_Exercise data_
┄┄┄┄┄┄┄┄┄┄┄┄┄┄┄┄┄┄┄┄
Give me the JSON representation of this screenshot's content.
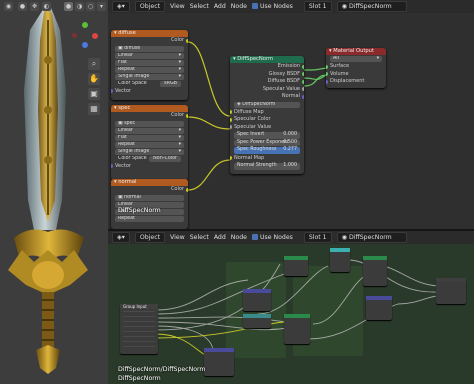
{
  "viewport": {
    "overlay_icons": [
      "search-icon",
      "hand-icon",
      "camera-icon",
      "grid-icon"
    ]
  },
  "top_header": {
    "editor_icon": "node-editor-icon",
    "object_menu": "Object",
    "menus": [
      "View",
      "Select",
      "Add",
      "Node"
    ],
    "use_nodes": "Use Nodes",
    "slot": "Slot 1",
    "material": "DiffSpecNorm"
  },
  "bottom_header": {
    "object_menu": "Object",
    "menus": [
      "View",
      "Select",
      "Add",
      "Node"
    ],
    "use_nodes": "Use Nodes",
    "slot": "Slot 1",
    "material": "DiffSpecNorm"
  },
  "tex_diffuse": {
    "title": "diffuse",
    "color_out": "Color",
    "image": "diffuse",
    "interpolation": "Linear",
    "projection": "Flat",
    "extension": "Repeat",
    "source": "Single Image",
    "color_space_label": "Color Space",
    "color_space": "sRGB",
    "vector_in": "Vector"
  },
  "tex_spec": {
    "title": "spec",
    "color_out": "Color",
    "image": "spec",
    "interpolation": "Linear",
    "projection": "Flat",
    "extension": "Repeat",
    "source": "Single Image",
    "color_space_label": "Color Space",
    "color_space": "Non-Color",
    "vector_in": "Vector"
  },
  "tex_normal": {
    "title": "normal",
    "color_out": "Color",
    "image": "normal",
    "interpolation": "Linear",
    "projection": "Flat",
    "extension": "Repeat"
  },
  "group_node": {
    "title": "DiffSpecNorm",
    "outputs": [
      "Emission",
      "Glossy BSDF",
      "Diffuse BSDF",
      "Specular Value",
      "Normal"
    ],
    "group_name": "DiffSpecNorm",
    "inputs": [
      "Diffuse Map",
      "Specular Color",
      "Specular Value"
    ],
    "spec_invert_label": "Spec Invert",
    "spec_invert_value": "0.000",
    "spec_power_label": "Spec Power Exponent",
    "spec_power_value": "0.500",
    "spec_rough_label": "Spec Roughness",
    "spec_rough_value": "0.277",
    "normal_map_in": "Normal Map",
    "normal_strength_label": "Normal Strength",
    "normal_strength_value": "1.000"
  },
  "material_output": {
    "title": "Material Output",
    "target": "All",
    "inputs": [
      "Surface",
      "Volume",
      "Displacement"
    ]
  },
  "bottom_editor": {
    "group_input_title": "Group Input",
    "frame_label": "DiffSpecNorm/DiffSpecNorm",
    "corner_label": "DiffSpecNorm",
    "overlay_label": "DiffSpecNorm"
  }
}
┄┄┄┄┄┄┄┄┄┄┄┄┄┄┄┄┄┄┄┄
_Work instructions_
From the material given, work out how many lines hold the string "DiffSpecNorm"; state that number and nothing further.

_Exercise output_
7